- _Data records for software interfaces_:
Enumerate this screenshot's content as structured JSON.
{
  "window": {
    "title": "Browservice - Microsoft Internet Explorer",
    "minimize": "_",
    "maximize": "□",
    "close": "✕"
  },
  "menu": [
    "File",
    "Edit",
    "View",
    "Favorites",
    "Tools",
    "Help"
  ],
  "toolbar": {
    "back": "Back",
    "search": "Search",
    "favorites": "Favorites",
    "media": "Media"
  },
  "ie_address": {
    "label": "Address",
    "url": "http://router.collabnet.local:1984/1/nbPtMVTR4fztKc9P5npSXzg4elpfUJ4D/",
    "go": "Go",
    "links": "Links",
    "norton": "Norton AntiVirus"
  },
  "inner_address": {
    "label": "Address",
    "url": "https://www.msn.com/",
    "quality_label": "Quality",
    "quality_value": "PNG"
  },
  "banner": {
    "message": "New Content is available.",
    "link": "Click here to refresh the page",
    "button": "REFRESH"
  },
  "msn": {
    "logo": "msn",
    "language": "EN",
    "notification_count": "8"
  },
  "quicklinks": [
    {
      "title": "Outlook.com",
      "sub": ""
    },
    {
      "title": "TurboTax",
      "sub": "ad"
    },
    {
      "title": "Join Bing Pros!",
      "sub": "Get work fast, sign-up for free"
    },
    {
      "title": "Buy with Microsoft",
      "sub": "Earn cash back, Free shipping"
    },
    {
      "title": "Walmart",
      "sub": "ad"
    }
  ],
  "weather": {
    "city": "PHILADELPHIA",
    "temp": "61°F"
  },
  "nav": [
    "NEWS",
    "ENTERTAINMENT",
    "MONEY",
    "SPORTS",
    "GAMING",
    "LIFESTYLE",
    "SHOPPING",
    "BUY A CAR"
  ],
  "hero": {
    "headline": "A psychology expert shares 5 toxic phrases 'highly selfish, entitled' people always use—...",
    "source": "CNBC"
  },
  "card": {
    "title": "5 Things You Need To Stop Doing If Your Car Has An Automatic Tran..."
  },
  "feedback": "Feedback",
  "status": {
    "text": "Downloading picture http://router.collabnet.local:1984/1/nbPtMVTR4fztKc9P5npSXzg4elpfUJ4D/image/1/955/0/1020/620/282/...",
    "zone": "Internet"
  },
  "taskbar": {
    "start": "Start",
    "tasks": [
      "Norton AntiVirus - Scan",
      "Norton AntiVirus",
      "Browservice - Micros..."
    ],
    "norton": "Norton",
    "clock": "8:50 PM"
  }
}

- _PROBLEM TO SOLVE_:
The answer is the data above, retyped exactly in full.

- _ANSWER BOX_:
Enumerate this screenshot's content as structured JSON.
{
  "window": {
    "title": "Browservice - Microsoft Internet Explorer",
    "minimize": "_",
    "maximize": "□",
    "close": "✕"
  },
  "menu": [
    "File",
    "Edit",
    "View",
    "Favorites",
    "Tools",
    "Help"
  ],
  "toolbar": {
    "back": "Back",
    "search": "Search",
    "favorites": "Favorites",
    "media": "Media"
  },
  "ie_address": {
    "label": "Address",
    "url": "http://router.collabnet.local:1984/1/nbPtMVTR4fztKc9P5npSXzg4elpfUJ4D/",
    "go": "Go",
    "links": "Links",
    "norton": "Norton AntiVirus"
  },
  "inner_address": {
    "label": "Address",
    "url": "https://www.msn.com/",
    "quality_label": "Quality",
    "quality_value": "PNG"
  },
  "banner": {
    "message": "New Content is available.",
    "link": "Click here to refresh the page",
    "button": "REFRESH"
  },
  "msn": {
    "logo": "msn",
    "language": "EN",
    "notification_count": "8"
  },
  "quicklinks": [
    {
      "title": "Outlook.com",
      "sub": ""
    },
    {
      "title": "TurboTax",
      "sub": "ad"
    },
    {
      "title": "Join Bing Pros!",
      "sub": "Get work fast, sign-up for free"
    },
    {
      "title": "Buy with Microsoft",
      "sub": "Earn cash back, Free shipping"
    },
    {
      "title": "Walmart",
      "sub": "ad"
    }
  ],
  "weather": {
    "city": "PHILADELPHIA",
    "temp": "61°F"
  },
  "nav": [
    "NEWS",
    "ENTERTAINMENT",
    "MONEY",
    "SPORTS",
    "GAMING",
    "LIFESTYLE",
    "SHOPPING",
    "BUY A CAR"
  ],
  "hero": {
    "headline": "A psychology expert shares 5 toxic phrases 'highly selfish, entitled' people always use—...",
    "source": "CNBC"
  },
  "card": {
    "title": "5 Things You Need To Stop Doing If Your Car Has An Automatic Tran..."
  },
  "feedback": "Feedback",
  "status": {
    "text": "Downloading picture http://router.collabnet.local:1984/1/nbPtMVTR4fztKc9P5npSXzg4elpfUJ4D/image/1/955/0/1020/620/282/...",
    "zone": "Internet"
  },
  "taskbar": {
    "start": "Start",
    "tasks": [
      "Norton AntiVirus - Scan",
      "Norton AntiVirus",
      "Browservice - Micros..."
    ],
    "norton": "Norton",
    "clock": "8:50 PM"
  }
}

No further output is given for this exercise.